One of my favourite things to do when I was little was watching documentaries about ancient Egypt. I was (and still am) so fascinated by every single piece of their history.
Visiting an egyptian collection is even more fun when you have your personal translator with you. Yes, that is right. Lazar has studied egyptology back in Bulgaria and can actually read some of those pretty hieroglyphs. How lucky am I?
This cute little statuette is one of the gems of the egyptian collection in Kunsthistorisches Museum. During the Old Kingdom the female hippo was seen as a deity of protection in pregnancy and childbirth. Egyptian women wore amulets depicting the hippo goddess - Taweret, to protect their pregnancies. The motif was used in the decorations of beds and headrests, because of its protecting powers.

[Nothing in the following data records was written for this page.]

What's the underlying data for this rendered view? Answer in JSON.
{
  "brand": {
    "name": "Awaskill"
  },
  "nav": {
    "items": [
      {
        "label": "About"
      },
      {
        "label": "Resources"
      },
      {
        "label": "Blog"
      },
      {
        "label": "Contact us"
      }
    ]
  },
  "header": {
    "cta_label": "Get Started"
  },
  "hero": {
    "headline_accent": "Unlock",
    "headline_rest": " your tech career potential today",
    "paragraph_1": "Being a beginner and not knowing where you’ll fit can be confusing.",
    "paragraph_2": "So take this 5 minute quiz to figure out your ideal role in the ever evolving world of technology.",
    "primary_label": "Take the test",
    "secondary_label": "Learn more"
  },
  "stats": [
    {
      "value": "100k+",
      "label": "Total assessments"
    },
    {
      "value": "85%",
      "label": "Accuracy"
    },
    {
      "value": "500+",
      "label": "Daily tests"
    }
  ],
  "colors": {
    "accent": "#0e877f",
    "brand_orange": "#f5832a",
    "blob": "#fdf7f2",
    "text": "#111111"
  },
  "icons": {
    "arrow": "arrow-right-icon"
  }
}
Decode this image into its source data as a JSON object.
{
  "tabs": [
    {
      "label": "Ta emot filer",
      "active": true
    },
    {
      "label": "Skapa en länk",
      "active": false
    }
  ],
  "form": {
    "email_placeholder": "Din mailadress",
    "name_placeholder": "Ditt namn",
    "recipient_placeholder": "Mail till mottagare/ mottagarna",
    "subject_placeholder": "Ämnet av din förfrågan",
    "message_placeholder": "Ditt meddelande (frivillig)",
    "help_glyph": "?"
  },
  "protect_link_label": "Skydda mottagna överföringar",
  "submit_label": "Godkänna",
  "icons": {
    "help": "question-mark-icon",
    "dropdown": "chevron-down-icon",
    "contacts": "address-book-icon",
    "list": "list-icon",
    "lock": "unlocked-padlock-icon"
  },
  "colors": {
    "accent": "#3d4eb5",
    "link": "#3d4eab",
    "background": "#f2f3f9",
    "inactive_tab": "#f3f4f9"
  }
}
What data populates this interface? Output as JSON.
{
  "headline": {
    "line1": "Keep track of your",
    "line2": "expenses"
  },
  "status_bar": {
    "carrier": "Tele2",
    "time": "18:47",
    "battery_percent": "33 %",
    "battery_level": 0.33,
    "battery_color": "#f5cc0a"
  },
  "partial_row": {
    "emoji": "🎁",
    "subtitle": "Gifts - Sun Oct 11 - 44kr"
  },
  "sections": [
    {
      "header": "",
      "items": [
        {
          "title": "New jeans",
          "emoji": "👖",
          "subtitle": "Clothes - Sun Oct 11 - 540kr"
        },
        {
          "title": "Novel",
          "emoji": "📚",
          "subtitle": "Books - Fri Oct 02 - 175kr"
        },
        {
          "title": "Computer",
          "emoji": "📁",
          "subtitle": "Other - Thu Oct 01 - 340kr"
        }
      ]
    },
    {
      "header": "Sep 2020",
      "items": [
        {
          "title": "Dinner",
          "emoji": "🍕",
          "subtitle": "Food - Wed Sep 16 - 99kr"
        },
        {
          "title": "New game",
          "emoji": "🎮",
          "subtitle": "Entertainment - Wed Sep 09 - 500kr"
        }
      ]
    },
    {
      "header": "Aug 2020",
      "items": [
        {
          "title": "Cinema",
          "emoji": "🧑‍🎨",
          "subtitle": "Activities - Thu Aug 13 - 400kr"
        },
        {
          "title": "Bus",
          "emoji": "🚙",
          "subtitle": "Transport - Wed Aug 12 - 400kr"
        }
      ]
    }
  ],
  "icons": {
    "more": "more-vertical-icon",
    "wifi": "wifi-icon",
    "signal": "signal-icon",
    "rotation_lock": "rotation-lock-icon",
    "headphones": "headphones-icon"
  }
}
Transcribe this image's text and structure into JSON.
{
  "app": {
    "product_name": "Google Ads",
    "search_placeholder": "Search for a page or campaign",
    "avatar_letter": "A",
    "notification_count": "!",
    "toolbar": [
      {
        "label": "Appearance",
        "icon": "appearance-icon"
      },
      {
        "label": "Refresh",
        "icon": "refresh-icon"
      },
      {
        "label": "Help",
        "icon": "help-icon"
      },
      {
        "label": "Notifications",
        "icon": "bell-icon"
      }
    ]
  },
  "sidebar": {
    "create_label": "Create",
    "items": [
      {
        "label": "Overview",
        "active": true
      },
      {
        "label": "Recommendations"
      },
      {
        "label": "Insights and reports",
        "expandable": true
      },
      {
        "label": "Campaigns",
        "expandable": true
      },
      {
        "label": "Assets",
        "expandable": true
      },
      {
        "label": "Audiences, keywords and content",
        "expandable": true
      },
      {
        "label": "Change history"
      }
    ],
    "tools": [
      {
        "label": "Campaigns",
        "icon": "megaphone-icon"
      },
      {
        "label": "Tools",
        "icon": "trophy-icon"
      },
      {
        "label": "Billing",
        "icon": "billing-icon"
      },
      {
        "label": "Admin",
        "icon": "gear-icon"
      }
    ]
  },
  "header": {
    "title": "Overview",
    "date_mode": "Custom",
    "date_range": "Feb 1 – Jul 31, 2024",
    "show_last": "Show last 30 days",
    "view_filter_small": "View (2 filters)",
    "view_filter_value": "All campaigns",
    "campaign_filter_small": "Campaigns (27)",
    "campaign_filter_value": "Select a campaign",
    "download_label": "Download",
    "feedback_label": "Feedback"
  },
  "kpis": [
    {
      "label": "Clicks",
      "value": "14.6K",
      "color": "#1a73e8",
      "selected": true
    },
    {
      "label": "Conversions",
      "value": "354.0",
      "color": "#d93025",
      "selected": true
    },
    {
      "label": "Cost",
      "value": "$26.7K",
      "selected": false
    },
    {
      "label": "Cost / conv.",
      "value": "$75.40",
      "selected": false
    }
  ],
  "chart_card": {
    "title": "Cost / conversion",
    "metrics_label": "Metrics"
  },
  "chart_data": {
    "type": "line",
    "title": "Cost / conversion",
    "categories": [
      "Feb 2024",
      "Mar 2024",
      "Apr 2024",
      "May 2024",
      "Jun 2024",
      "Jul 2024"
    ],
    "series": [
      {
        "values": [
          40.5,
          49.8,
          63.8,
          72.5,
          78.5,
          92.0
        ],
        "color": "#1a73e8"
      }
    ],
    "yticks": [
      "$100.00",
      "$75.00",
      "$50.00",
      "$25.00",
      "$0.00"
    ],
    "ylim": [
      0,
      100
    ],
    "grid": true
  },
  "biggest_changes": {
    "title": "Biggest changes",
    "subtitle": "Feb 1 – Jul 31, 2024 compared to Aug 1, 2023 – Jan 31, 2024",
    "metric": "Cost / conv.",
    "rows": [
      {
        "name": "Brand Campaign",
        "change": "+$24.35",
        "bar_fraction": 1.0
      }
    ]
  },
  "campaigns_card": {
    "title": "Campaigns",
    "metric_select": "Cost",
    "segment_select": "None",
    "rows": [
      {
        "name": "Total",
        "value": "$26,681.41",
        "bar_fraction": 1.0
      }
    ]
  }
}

The image of the goddess has changed with time. Later on, the goddess was depicted as half human, carrying an ankh - the symbol of life, or a knife - to chase away evil spirits. This statuette depicts the original perception of the goddess. It is more than 4000 years old and is so well-preserved, its colours and details still amusing the people.
In ancient Egypt even in death the rich people differed from the poor. You can see how different the left mummy mask is from the right one. The gilding on the face symbolizes the union of the dead with the Sun God. The black and gold wig and the rich gilding suggest that it was the death of a wealthy man. The right mask has more details but has been done with more ordinary materials and suggest the death of a less wealthy man. However, both of them depict the close connection between an ordinary person and God, and the striving for perfection and eternal life.
Are you fascinated by ancient Egypt as much as I am?